### Work instruction
Which lines of the records hold the string "settings"? Report only how many of them there are.

== Data in this exercise

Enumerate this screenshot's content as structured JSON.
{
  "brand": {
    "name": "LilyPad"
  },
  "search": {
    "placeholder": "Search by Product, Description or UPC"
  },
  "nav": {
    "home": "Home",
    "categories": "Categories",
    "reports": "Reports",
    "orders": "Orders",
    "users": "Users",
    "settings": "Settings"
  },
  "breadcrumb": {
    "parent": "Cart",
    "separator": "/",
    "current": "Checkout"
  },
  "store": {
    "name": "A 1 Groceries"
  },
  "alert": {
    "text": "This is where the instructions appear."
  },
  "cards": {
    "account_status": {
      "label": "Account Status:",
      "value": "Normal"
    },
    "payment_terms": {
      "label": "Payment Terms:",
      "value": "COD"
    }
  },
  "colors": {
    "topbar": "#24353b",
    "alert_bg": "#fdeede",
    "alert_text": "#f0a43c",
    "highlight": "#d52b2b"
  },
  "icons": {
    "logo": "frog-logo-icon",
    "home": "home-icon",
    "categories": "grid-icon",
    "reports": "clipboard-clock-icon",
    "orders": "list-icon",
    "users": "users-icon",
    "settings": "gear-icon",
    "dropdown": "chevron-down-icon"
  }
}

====

### Exercise solution
2